Taking a break

I never took a day off in my twenties. Not one. – Bill Gates

It's easy as a founder to think that working your socks off every single day continuously for years is the quickest route to success.

I used to firmly believe working hard and working fast, avoiding breaks, would get us further faster. It's only after many years in this world that I've come to the realisation that a break – even a short one – is needed frequently to continue to perform at your best.

This doesn't just apply to startup founders of course – anyone in any job needs regular breaks, but it seems the world of startups is particularly focused on working your ass off until you make it big time. Hearing of the success stories like Musk and Zuck and countless others reinforces the feeling that if you're not "working" you're wasting your time.

I just took a week out to stay in Cornwall (south west England, it's a beautiful place if you haven't been). I had poor phone reception, unreliable wifi access, and ~300 miles separating me from GoSquared. It's not natural for me to be as disconnected from the business.

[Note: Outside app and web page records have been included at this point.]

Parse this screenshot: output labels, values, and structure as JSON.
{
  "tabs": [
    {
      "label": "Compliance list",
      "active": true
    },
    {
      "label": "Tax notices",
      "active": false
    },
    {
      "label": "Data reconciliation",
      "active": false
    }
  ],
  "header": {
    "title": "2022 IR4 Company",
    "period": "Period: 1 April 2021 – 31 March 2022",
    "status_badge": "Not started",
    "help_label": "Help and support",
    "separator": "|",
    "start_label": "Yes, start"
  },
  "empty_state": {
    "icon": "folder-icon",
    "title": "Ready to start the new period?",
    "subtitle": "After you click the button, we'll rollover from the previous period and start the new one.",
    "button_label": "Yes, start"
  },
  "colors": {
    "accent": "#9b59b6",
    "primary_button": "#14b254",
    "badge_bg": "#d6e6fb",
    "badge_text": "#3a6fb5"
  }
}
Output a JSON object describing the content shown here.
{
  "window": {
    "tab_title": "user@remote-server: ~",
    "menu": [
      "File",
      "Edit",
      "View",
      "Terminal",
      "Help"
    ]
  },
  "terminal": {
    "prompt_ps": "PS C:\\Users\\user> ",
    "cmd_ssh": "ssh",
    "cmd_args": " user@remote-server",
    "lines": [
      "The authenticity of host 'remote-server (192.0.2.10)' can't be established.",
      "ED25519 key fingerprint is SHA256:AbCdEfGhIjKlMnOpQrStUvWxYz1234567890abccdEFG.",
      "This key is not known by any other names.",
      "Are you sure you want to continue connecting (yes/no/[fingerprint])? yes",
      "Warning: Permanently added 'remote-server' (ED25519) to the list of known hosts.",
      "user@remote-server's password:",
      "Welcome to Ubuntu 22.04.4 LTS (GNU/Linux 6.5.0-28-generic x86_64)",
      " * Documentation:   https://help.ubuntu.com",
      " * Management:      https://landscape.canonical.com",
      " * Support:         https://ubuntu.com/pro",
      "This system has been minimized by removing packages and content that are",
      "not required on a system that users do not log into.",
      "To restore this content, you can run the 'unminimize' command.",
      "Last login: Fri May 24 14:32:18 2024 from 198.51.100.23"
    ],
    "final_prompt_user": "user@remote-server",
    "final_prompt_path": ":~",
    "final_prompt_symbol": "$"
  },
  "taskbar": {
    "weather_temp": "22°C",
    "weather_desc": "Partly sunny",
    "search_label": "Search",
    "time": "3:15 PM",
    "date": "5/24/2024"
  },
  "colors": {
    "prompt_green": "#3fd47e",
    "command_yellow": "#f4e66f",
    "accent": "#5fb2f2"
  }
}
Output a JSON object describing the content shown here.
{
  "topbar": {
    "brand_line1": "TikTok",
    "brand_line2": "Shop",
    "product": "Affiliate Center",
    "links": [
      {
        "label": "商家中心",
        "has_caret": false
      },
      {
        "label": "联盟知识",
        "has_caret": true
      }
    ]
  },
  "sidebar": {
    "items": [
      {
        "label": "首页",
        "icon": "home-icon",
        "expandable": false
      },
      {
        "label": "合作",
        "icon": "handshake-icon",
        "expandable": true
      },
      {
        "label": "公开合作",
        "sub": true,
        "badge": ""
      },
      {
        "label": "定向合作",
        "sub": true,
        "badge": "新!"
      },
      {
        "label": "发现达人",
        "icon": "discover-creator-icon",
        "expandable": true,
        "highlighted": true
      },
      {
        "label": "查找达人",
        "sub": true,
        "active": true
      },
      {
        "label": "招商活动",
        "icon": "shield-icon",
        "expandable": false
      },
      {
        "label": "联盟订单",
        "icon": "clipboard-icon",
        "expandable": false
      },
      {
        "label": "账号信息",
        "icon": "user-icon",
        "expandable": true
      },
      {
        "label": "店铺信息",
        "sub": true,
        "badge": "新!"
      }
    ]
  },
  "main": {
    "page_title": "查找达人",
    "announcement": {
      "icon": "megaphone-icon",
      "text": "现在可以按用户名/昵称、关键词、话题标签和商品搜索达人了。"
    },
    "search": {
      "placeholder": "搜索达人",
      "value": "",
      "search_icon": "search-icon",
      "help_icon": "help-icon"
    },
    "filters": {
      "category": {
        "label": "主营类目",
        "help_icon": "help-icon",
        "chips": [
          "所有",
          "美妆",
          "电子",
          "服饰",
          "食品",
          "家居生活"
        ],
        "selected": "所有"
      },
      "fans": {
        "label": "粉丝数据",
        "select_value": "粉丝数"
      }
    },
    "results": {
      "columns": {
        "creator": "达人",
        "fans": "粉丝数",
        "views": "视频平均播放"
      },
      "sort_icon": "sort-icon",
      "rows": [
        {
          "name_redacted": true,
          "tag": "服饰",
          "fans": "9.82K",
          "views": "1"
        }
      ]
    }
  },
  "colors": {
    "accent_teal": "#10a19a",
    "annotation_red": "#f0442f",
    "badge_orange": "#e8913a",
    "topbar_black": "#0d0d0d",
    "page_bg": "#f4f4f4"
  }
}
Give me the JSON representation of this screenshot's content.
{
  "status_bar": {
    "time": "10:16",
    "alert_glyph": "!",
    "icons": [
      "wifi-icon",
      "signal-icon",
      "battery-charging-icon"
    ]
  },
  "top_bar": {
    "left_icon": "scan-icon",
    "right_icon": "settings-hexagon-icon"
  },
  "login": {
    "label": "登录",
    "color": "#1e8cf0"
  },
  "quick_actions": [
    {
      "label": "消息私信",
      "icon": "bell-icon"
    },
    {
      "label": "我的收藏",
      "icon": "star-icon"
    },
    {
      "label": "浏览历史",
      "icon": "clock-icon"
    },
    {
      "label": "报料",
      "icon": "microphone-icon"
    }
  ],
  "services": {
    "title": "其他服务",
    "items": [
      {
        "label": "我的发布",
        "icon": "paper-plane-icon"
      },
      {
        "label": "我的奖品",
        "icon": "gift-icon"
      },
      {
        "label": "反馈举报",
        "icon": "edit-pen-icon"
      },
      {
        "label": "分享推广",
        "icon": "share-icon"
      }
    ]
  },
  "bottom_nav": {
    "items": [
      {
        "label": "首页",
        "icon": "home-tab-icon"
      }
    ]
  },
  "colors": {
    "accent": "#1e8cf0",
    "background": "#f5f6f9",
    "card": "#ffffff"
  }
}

You know how when you've had your computer on for weeks and haven't switched it off? And you have 30 tabs open in your browser, and you've left 5 files open in 3 different apps? Your computer starts getting a little sluggish. Sometimes you just need to hit reboot, maybe install an update or two, and get back to full speed. That's exactly how taking a break this last week has felt – it's been like flushing my RAM. And I feel a hundred times better because of it.

There's nothing like a few days out of the office, away from an internet connection, and away from your normal surroundings to clear your head.

When was the last time you took a break? Don't feel guilty if you feel like you need a few days off – you've earned it, and you owe it to your team to take it.

James Gill

CEO and co-founder of GoSquared.

London, UK